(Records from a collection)
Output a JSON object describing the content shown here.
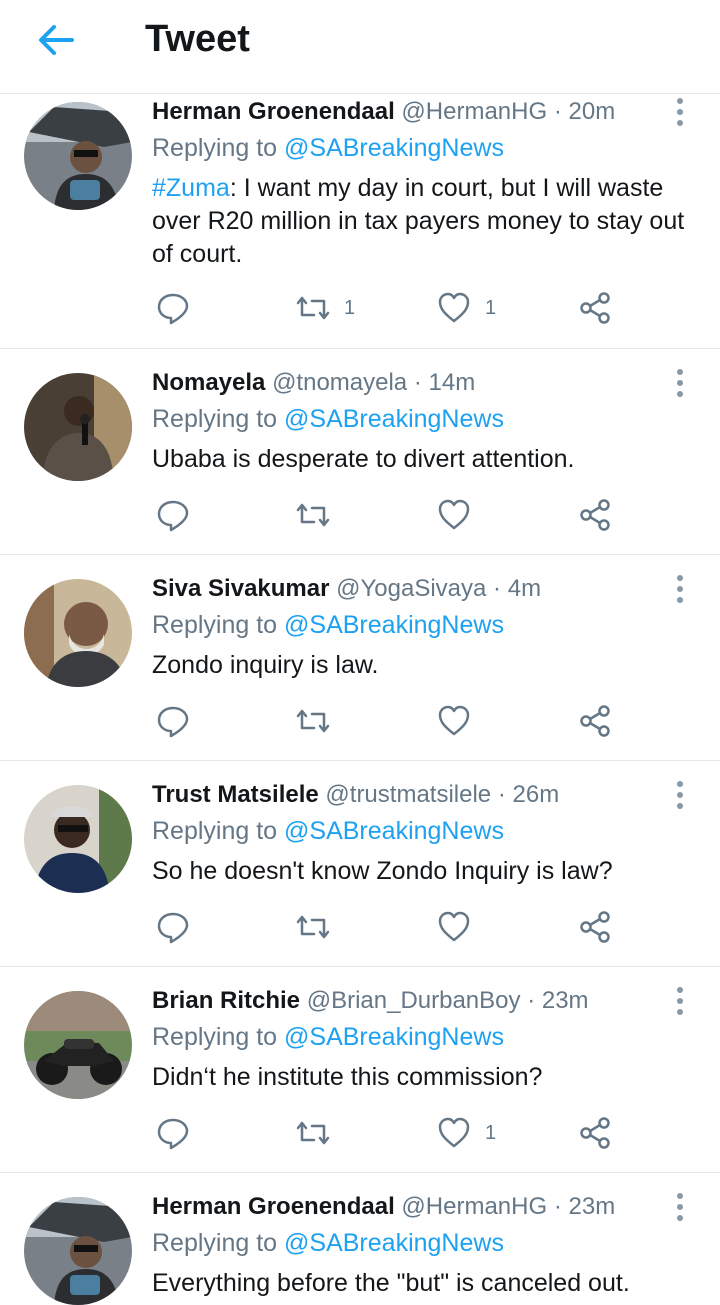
{
  "header": {
    "title": "Tweet",
    "back_icon": "arrow-left-icon",
    "accent": "#1da1f2"
  },
  "colors": {
    "link": "#1da1f2",
    "secondary": "#657786",
    "text": "#14171a",
    "divider": "#e1e8ed"
  },
  "tweets": [
    {
      "name": "Herman Groenendaal",
      "handle": "@HermanHG",
      "dot": "·",
      "time": "20m",
      "replying_prefix": "Replying to ",
      "replying_to": "@SABreakingNews",
      "hashtag": "#Zuma",
      "text_lines": [
        ": I want my day in court, but I will waste",
        "over R20 million in tax payers money to stay out",
        "of court."
      ],
      "retweets": "1",
      "likes": "1"
    },
    {
      "name": "Nomayela",
      "handle": "@tnomayela",
      "dot": "·",
      "time": "14m",
      "replying_prefix": "Replying to ",
      "replying_to": "@SABreakingNews",
      "text": "Ubaba is desperate to divert attention.",
      "retweets": "",
      "likes": ""
    },
    {
      "name": "Siva Sivakumar",
      "handle": "@YogaSivaya",
      "dot": "·",
      "time": "4m",
      "replying_prefix": "Replying to ",
      "replying_to": "@SABreakingNews",
      "text": "Zondo inquiry is law.",
      "retweets": "",
      "likes": ""
    },
    {
      "name": "Trust Matsilele",
      "handle": "@trustmatsilele",
      "dot": "·",
      "time": "26m",
      "replying_prefix": "Replying to ",
      "replying_to": "@SABreakingNews",
      "text": "So he doesn't know Zondo Inquiry is law?",
      "retweets": "",
      "likes": ""
    },
    {
      "name": "Brian Ritchie",
      "handle": "@Brian_DurbanBoy",
      "dot": "·",
      "time": "23m",
      "replying_prefix": "Replying to ",
      "replying_to": "@SABreakingNews",
      "text": "Didn‘t he institute this commission?",
      "retweets": "",
      "likes": "1"
    },
    {
      "name": "Herman Groenendaal",
      "handle": "@HermanHG",
      "dot": "·",
      "time": "23m",
      "replying_prefix": "Replying to ",
      "replying_to": "@SABreakingNews",
      "text": "Everything before the \"but\" is canceled out.",
      "retweets": "",
      "likes": ""
    }
  ]
}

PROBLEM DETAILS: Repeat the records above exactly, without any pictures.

FINISHED EXERCISE:
Output a JSON object describing the content shown here.
{
  "header": {
    "title": "Tweet",
    "back_icon": "arrow-left-icon",
    "accent": "#1da1f2"
  },
  "colors": {
    "link": "#1da1f2",
    "secondary": "#657786",
    "text": "#14171a",
    "divider": "#e1e8ed"
  },
  "tweets": [
    {
      "name": "Herman Groenendaal",
      "handle": "@HermanHG",
      "dot": "·",
      "time": "20m",
      "replying_prefix": "Replying to ",
      "replying_to": "@SABreakingNews",
      "hashtag": "#Zuma",
      "text_lines": [
        ": I want my day in court, but I will waste",
        "over R20 million in tax payers money to stay out",
        "of court."
      ],
      "retweets": "1",
      "likes": "1"
    },
    {
      "name": "Nomayela",
      "handle": "@tnomayela",
      "dot": "·",
      "time": "14m",
      "replying_prefix": "Replying to ",
      "replying_to": "@SABreakingNews",
      "text": "Ubaba is desperate to divert attention.",
      "retweets": "",
      "likes": ""
    },
    {
      "name": "Siva Sivakumar",
      "handle": "@YogaSivaya",
      "dot": "·",
      "time": "4m",
      "replying_prefix": "Replying to ",
      "replying_to": "@SABreakingNews",
      "text": "Zondo inquiry is law.",
      "retweets": "",
      "likes": ""
    },
    {
      "name": "Trust Matsilele",
      "handle": "@trustmatsilele",
      "dot": "·",
      "time": "26m",
      "replying_prefix": "Replying to ",
      "replying_to": "@SABreakingNews",
      "text": "So he doesn't know Zondo Inquiry is law?",
      "retweets": "",
      "likes": ""
    },
    {
      "name": "Brian Ritchie",
      "handle": "@Brian_DurbanBoy",
      "dot": "·",
      "time": "23m",
      "replying_prefix": "Replying to ",
      "replying_to": "@SABreakingNews",
      "text": "Didn‘t he institute this commission?",
      "retweets": "",
      "likes": "1"
    },
    {
      "name": "Herman Groenendaal",
      "handle": "@HermanHG",
      "dot": "·",
      "time": "23m",
      "replying_prefix": "Replying to ",
      "replying_to": "@SABreakingNews",
      "text": "Everything before the \"but\" is canceled out.",
      "retweets": "",
      "likes": ""
    }
  ]
}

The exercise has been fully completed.